[[ SUPPLIED DATA, beginning ]]

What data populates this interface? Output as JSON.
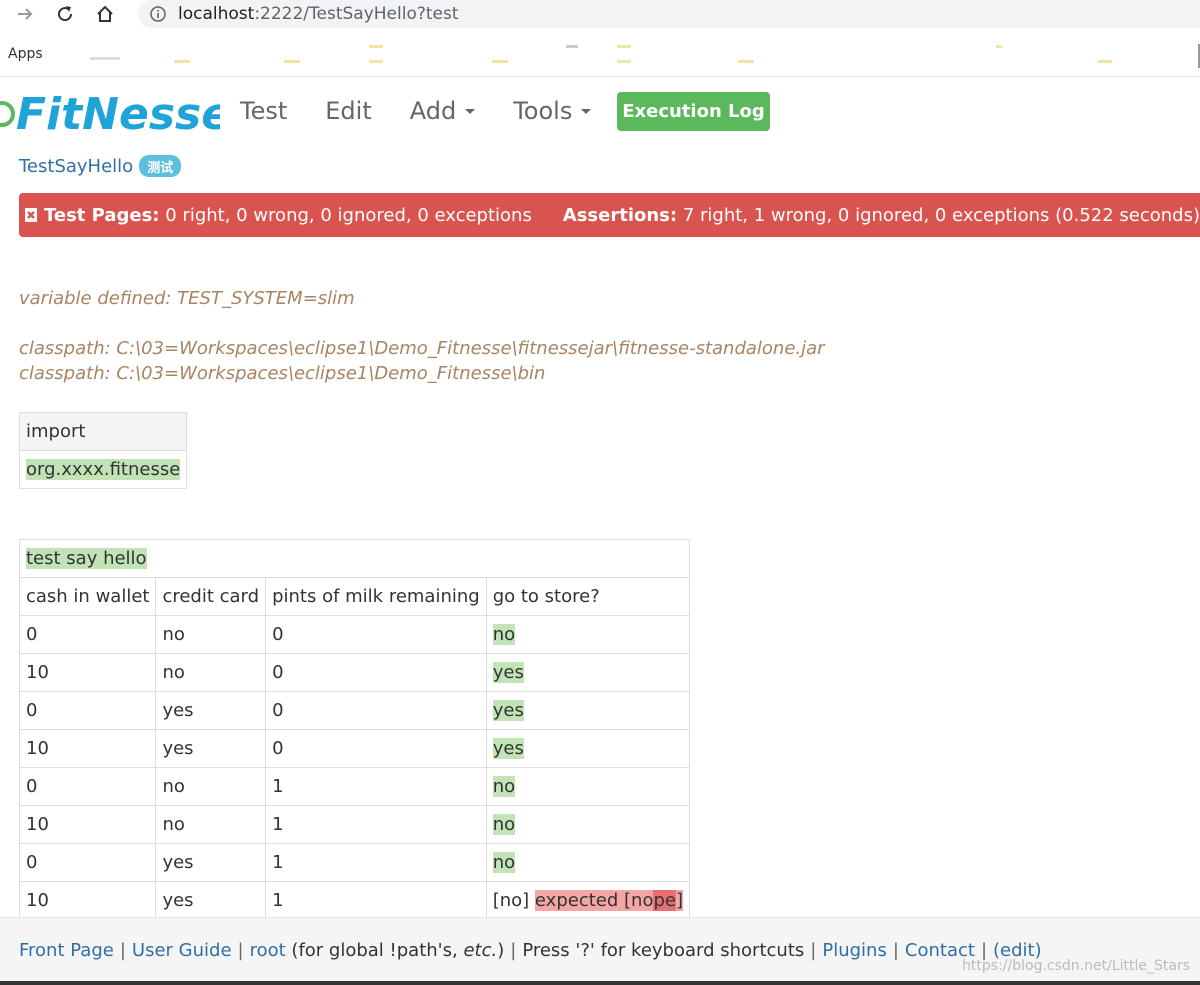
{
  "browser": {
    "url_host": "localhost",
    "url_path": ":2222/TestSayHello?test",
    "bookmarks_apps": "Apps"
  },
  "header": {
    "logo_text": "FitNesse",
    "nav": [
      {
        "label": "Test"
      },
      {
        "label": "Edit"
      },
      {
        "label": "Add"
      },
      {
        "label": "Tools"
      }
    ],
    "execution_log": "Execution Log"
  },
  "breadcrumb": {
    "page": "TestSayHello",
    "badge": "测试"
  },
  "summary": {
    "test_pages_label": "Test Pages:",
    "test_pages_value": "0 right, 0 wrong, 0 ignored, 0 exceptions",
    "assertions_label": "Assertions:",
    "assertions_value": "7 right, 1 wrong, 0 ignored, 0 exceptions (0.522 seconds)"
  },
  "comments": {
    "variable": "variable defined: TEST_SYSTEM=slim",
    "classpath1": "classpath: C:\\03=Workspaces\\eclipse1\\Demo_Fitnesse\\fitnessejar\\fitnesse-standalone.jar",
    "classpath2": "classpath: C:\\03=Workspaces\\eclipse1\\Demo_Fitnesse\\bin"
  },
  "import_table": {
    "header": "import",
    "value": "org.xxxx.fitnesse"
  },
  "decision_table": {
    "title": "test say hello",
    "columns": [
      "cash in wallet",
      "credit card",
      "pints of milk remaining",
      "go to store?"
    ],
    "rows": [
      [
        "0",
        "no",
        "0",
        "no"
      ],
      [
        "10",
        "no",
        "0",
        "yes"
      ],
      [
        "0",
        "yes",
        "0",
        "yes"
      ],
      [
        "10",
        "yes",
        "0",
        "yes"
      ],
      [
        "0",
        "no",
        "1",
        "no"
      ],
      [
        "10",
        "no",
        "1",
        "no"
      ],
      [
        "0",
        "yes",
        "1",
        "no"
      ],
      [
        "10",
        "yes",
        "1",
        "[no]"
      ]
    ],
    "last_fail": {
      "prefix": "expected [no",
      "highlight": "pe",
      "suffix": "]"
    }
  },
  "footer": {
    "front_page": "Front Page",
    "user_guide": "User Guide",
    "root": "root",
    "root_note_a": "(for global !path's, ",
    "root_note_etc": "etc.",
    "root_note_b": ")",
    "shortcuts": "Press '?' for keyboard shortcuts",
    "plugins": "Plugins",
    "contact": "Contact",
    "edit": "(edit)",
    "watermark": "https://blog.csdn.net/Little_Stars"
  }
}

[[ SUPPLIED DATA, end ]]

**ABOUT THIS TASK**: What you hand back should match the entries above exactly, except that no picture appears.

**RESULT FOR THIS EXERCISE**:
What data populates this interface? Output as JSON.
{
  "browser": {
    "url_host": "localhost",
    "url_path": ":2222/TestSayHello?test",
    "bookmarks_apps": "Apps"
  },
  "header": {
    "logo_text": "FitNesse",
    "nav": [
      {
        "label": "Test"
      },
      {
        "label": "Edit"
      },
      {
        "label": "Add"
      },
      {
        "label": "Tools"
      }
    ],
    "execution_log": "Execution Log"
  },
  "breadcrumb": {
    "page": "TestSayHello",
    "badge": "测试"
  },
  "summary": {
    "test_pages_label": "Test Pages:",
    "test_pages_value": "0 right, 0 wrong, 0 ignored, 0 exceptions",
    "assertions_label": "Assertions:",
    "assertions_value": "7 right, 1 wrong, 0 ignored, 0 exceptions (0.522 seconds)"
  },
  "comments": {
    "variable": "variable defined: TEST_SYSTEM=slim",
    "classpath1": "classpath: C:\\03=Workspaces\\eclipse1\\Demo_Fitnesse\\fitnessejar\\fitnesse-standalone.jar",
    "classpath2": "classpath: C:\\03=Workspaces\\eclipse1\\Demo_Fitnesse\\bin"
  },
  "import_table": {
    "header": "import",
    "value": "org.xxxx.fitnesse"
  },
  "decision_table": {
    "title": "test say hello",
    "columns": [
      "cash in wallet",
      "credit card",
      "pints of milk remaining",
      "go to store?"
    ],
    "rows": [
      [
        "0",
        "no",
        "0",
        "no"
      ],
      [
        "10",
        "no",
        "0",
        "yes"
      ],
      [
        "0",
        "yes",
        "0",
        "yes"
      ],
      [
        "10",
        "yes",
        "0",
        "yes"
      ],
      [
        "0",
        "no",
        "1",
        "no"
      ],
      [
        "10",
        "no",
        "1",
        "no"
      ],
      [
        "0",
        "yes",
        "1",
        "no"
      ],
      [
        "10",
        "yes",
        "1",
        "[no]"
      ]
    ],
    "last_fail": {
      "prefix": "expected [no",
      "highlight": "pe",
      "suffix": "]"
    }
  },
  "footer": {
    "front_page": "Front Page",
    "user_guide": "User Guide",
    "root": "root",
    "root_note_a": "(for global !path's, ",
    "root_note_etc": "etc.",
    "root_note_b": ")",
    "shortcuts": "Press '?' for keyboard shortcuts",
    "plugins": "Plugins",
    "contact": "Contact",
    "edit": "(edit)",
    "watermark": "https://blog.csdn.net/Little_Stars"
  }
}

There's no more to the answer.